(Cambridge: C.U.P., 1969).
(2) Rule Of The Community 3.13 - 4.26, as quoted in T.H. Gaster,
The Dead Sea Scriptures (New York: Doubleday, 1964) p. 50.
(3) Yigael Yadin, The Scroll Of The War Of The Sons Of Light Against
The Sons Of Darkness (Oxford: O.U.P., 1962).
(4) J. Murphy-O'Connor, Paul And Qumran (London: Chapman, 1968)
is a good summary.
(5) John Robinson's huge research in this area is hard to ignore, even
if some details may be questionable. See his Redating The New Testament
(Philadelphia: Westminster, 1976) and The Priority Of John (London:
S.C.M., 1985). Robinson gives reason after reason for his case- e.g. "there
is at Jerusalem by the sheep market a pool" (Jn. 5:2) certainly
would've been inappropriate if written after A.D.70.
(6) See Oscar Cullman, Christ And Time: The Primitive Christian Conception
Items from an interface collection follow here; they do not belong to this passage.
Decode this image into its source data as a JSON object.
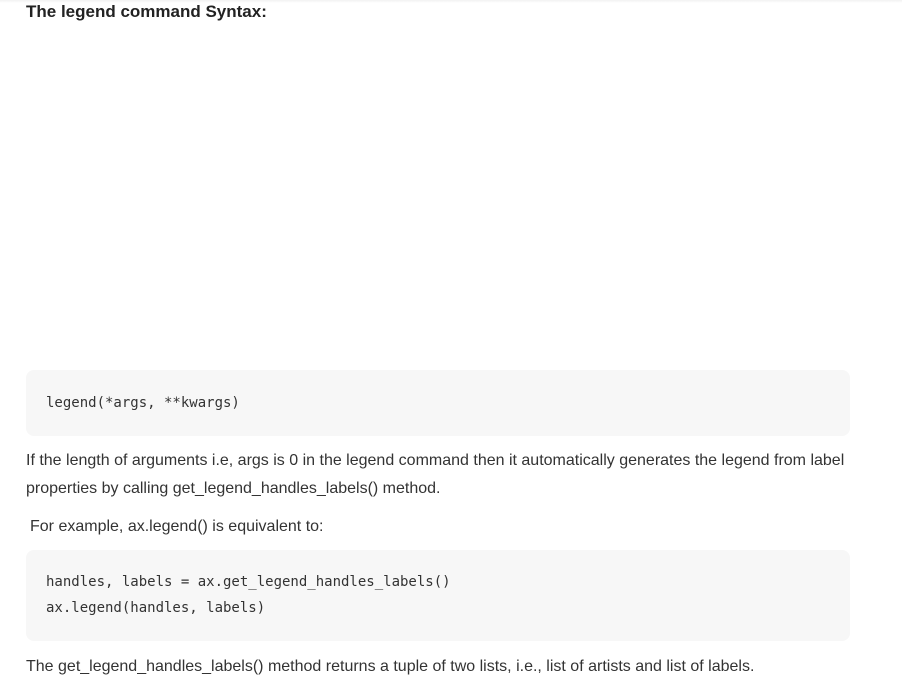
{
  "heading": "The legend command Syntax:",
  "code_block_1": {
    "lines": [
      "legend(*args, **kwargs)"
    ]
  },
  "paragraph_1": "If the length of arguments i.e, args is 0 in the legend command then it automatically generates the legend from label properties by calling get_legend_handles_labels() method.",
  "paragraph_2": "For example, ax.legend() is equivalent to:",
  "code_block_2": {
    "lines": [
      "handles, labels = ax.get_legend_handles_labels()",
      "ax.legend(handles, labels)"
    ]
  },
  "paragraph_3": "The get_legend_handles_labels() method returns a tuple of two lists, i.e., list of artists and list of labels.",
  "colors": {
    "code_background": "#f7f7f7",
    "text": "#333333",
    "heading": "#222222"
  }
}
Of Time And History (London: SCM, 1951); G. B. Caird, Principalities
And Powers: A Study In Pauline Theology (Oxford: Claredon, 1956);
J. C. Beker, Paul The Apostle. The Triumph Of God In Life And Thought
(Philadelphia: Fortress, 1980) pp. 135-181.
(7) See H. Hoehner, Ephesians (Grand Rapids: Baker, 2003) pp.
305-339; P. T. O’Brien, The Letter to the Ephesians (Grand
Rapids: Eerdmans, 1999) pp. 153-173.
(8) H. D.Betz, Galatians (Philadelphia: Fortress, 1979) pp.
(9) J. Milik, The Books of Enoch: Aramaic Fragments from Qumran Cave
4 (Oxford: Clarendon, 1976) pp. 248-259. The same phrase occurs with
the same meaning in the Testament of Levi 14.1.
(10) For more examples, see D. C. Allison, The End of the Ages Has
Come (Philadelphia: Fortress, 1985) p. 8; J. J. Collins, "The
Expectation of the End in the Dead Sea Scrolls" in C. A.
Evans and P. W. Flint, eds., Eschatology, Messianism, and the
Dead Sea Scrolls (Grand Rapids: Eerdmans, 1997) p. 62.